Reality #4: Adoptive parents are as fit and capable as any cross-section of biological parents.  For more than three decades, studies have repeatedly shown the above perceptions of adoptive parents to be absolutely false.

One such study compared government data on four groups: 1-children adopted into a two-parent family; 2-children born into a two-parent family; 3-children being raised by an unmarried mother; 4-children being raised by their grandparents.  It found that:

  • Children from Group 1 did well in school, repeating a grade at the rate of only 7 percent compared to 12 percent of children in Group 2.
  • The first two groups of children share similarly high scores regarding general health.
  • Group 1 enjoys a quality of home environment superior to all the other groups.
  • Group 1 has access to health care that is superior to all other groups.


In addition, adoptive parents on the whole are better educated, older and more economically stable than the population at large, and are less likely to divorce.

While we must not downplay the tragedy of child abuse, there is absolutely no evidence to suggest that it occurs particularly or even frequently in adoptive families.  In fact, there is evidence to the contrary.  This is an unfounded notion which needlessly perpetuates a birth parent's worries, and unnecessarily deters them from considering adoption.

There are countless examples of happy families built through adoption.  The overwhelming majority of parents cannot imagine loving a child more than those God has given them through adoption.

Myth #5: The adoption process is secretive.
Some believe that adoptive parents know very little information about their child's background, or that birth parents have no say in the choice of adoptive parents.
 

Reality #5: The adoption process seeks to share information on a level that will benefit all birth parents, adoptive parents and most importantly, the child.  Virtually all agencies consult with birth parents to determine what type of family they would select.  Many agencies provide the birth parents with family profiles from which they may choose.  Pictures, letters and momentous can be shared for a time after placement.  Today's practice also shares all available nonidentifying background information with the adoptive parents.  This can include the birth parents' family and medical histories, physical descriptions, and personal information.  However, this information is shared according to the level of openness selected by the birth parents and the adoptive parents.

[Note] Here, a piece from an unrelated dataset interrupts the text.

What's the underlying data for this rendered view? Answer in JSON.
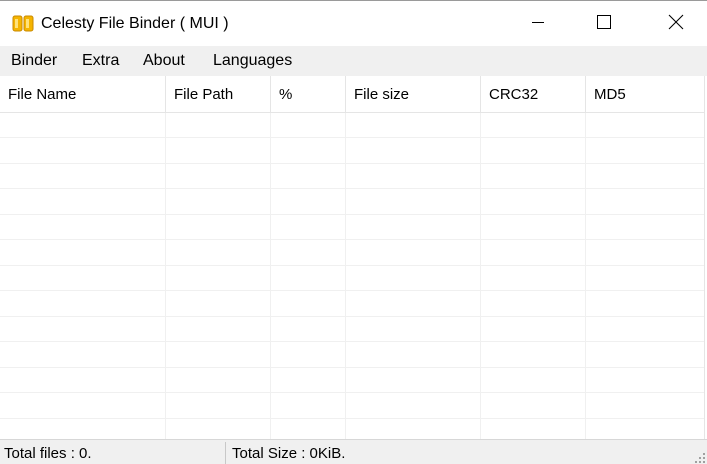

It is rare for a child not to be aware of his or her adoption into their family.  The agonizing over "telling a child he was adopted" of days past seems to have led to the myth that adoption was a negative event in the child's life.  Parents today share about adoption with their child from day one, in age-appropriate ways that stress love, permanence, and respect for the birth parents who made such a difficult and loving choice to give their child a family.

 Dest: Presbyterians Pro-Life